Start your assignments early, as soon as you can after they’re assigned. There’s nothing worse than having a bunch of assignments/tests/papers due on the same day and you haven’t finished any of them. Trust me, it is so much less stressful to complete an assignment as soon as you can after it’s been assigned so you don’t have to worry about it anymore. Putting things off has much more severe consequences than it did in high school and you will regret procrastinating. If you have a weekly assignment due every Friday, try to complete them by Wednesday every week. At the very least, start an assignment the day you get it even if you can’t finish it that day. It’s a lot easier to do something after you’ve already begun working on it, and that one thing you do is progress.
The name of the college game is prioritization. If college teaches you anything, it’s how to prioritize your duties. You need to create a hierarchy of importance for your classes and types of assignments. For me, calculus assignments were always done first because that was the most difficult class and the one I absolutely needed to pass, and Italian was always done last cause it was my easiest class and I could complete even our biggest assignments in one day. You’re going to have a very large amount of work and sometimes you have to sacrifice finishing a small homework assignment to finish a huge paper or study for an exam. I liked to complete my hardest/longest assignments right when I got back from class to get them over with and leave my easier ones for later. Prioritizing is essential if you want to succeed in university, so learn how to do it immediately!
Remember that uni is really difficult and your grades don’t define you. Something I learned the hard way is that sometimes you can try really really hard, do the best you can, and still fail. That’s just life. Sometimes you have to do something a million times before you get it right, or before you discover that it just isn’t right for you at all. I worked harder than I ever had this past year, and what I got in return was two failed classes, two D’s, academic probation, and a 2.3 GPA. Actually, my current GPA isn’t even a 2.3, it’s a 2.295, which is probably blasphemy to the studyblr community, but this shit happens. It happens to all of us and it sucks. It can be really shitty to feel like your effort wasn’t reflected in your result. What you need to do is adjust your expectations and keep working hard. After you hit your stride, your grades could be great in no time. Or you could discover that math or science or english just isn’t for you. Maybe you’ll discover university as a whole isn’t right for you, and that’s okay! Bad grades, whether you define that as a B or an F, don’t mean you’re a bad student or a bad person. You do what you can, and then let go of what you can’t control. The sooner you grasp this idea, and the sooner you learn to be gentle with yourself, the easier a time you’ll have.

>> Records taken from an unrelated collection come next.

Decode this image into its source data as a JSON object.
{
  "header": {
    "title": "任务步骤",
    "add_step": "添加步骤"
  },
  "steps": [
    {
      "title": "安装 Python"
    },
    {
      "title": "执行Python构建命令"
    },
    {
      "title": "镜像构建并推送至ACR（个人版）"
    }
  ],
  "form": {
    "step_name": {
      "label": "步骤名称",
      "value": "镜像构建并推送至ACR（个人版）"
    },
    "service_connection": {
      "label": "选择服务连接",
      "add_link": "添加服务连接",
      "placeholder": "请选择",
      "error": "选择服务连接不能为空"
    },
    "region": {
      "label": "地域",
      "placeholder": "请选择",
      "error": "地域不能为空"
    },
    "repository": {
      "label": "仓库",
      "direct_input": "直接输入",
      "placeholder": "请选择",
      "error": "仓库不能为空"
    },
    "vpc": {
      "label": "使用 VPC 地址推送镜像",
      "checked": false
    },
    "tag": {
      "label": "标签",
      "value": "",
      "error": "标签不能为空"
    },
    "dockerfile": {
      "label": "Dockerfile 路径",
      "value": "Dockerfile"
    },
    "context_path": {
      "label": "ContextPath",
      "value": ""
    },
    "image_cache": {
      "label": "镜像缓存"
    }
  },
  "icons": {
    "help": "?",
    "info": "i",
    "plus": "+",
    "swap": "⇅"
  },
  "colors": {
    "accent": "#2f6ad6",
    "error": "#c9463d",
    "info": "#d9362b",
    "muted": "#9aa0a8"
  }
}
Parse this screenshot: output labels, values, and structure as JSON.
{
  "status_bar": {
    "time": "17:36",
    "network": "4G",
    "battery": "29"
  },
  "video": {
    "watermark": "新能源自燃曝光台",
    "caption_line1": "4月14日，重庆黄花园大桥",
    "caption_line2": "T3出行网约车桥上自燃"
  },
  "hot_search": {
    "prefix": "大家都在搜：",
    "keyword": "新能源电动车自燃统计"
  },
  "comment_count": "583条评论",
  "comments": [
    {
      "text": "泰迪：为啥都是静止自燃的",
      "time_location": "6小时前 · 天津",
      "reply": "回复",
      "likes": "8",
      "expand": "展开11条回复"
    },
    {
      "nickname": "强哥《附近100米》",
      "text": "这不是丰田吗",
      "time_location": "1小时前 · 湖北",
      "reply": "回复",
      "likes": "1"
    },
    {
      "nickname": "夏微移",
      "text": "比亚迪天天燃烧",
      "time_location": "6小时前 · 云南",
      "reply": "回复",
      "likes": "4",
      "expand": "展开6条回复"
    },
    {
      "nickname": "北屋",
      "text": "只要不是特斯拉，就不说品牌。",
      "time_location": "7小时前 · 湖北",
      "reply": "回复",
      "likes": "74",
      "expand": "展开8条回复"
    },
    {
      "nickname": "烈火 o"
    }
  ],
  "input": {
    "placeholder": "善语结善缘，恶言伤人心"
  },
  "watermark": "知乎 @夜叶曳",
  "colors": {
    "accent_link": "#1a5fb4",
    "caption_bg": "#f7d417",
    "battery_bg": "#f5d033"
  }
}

So I feel like I forgot a lot of things but also this is pretty long so I’m going to end the post here. If you have any further questions or topics for a post you’d like to see, my inbox is always open. I don’t know which post is coming next, but I’ll keep you posted. Thanks for reading and I hope this helped you out!